Here is the abstract you requested from the MIL_2010 technical program page. This is the original abstract submitted by the author. Any changes to the technical content of the final manuscript published by IMAPS or the presentation that is given during the event is done by the author, not IMAPS.
|Considering Counterfeits - Evaluating Anti-Counterfeit Partners and Strategies with Business Fundamentals|
|Keywords: Counterfeit, Risk-Mitigation, Business|

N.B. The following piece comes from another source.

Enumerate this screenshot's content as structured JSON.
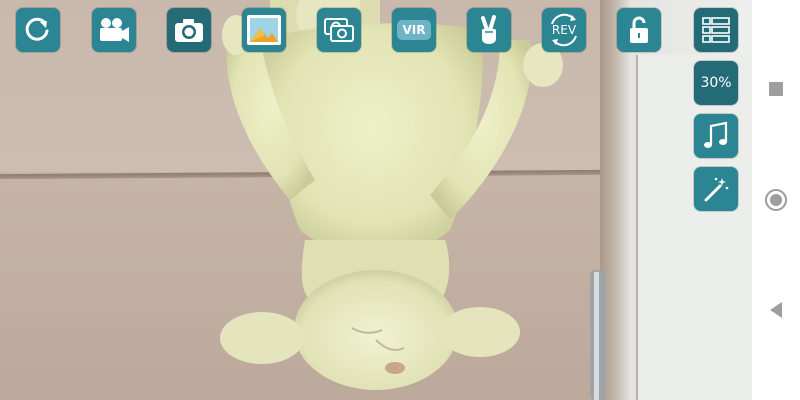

|The most egregious problem with counterfeits does not stem from the part itself, or the counterfeit manufacturer, but in the damage it does to global markets- counterfeits strip away the fundamental trust that holds up all commerce by destroying businesses ability to trust one other. Seen in this light counterfeits do not merely threaten a company's bottom line but everyone's ability to do business at all. Therefore, since counterfeit avoidance is really a business problem that arises from a lack of trust, counterfeiting is best fought by first and foremost re-injecting trust into markets, as opposed to the traditional approach of injecting trust into inventories. Fortunately trust is not just the goal, nor a helpful way to view the problem, but it can form the basis for a quantifiable metric for evaluating or optimizing the various anti-counterfeit approaches. When used as a yardstick for approving businesses, trust allows us to achieve the optimum solution of minimizing our counterfeit purchases by differentiating good parts vendors from bad ones, resulting in long term fruitful partnerships that pay dividends in being able to trust a business's entire line of product. This begs the question, "Who is trustworthy, and how do we know?" Five categories will be examined and explained for evaluating the level of trustworthiness in a business: Compatibility, which examines how they make money; Attitude, which indicates how dedicated they are to anti-counterfeiting; Liability, what do they have at risk should they sell counterfeits; Collateral, which measures the confidence they have in their product; and Exposure, the likelihood they will order or sell counterfeits. Real world policies and examples will be examined using these categories to prove the value of this methodology.|
McClellan , CA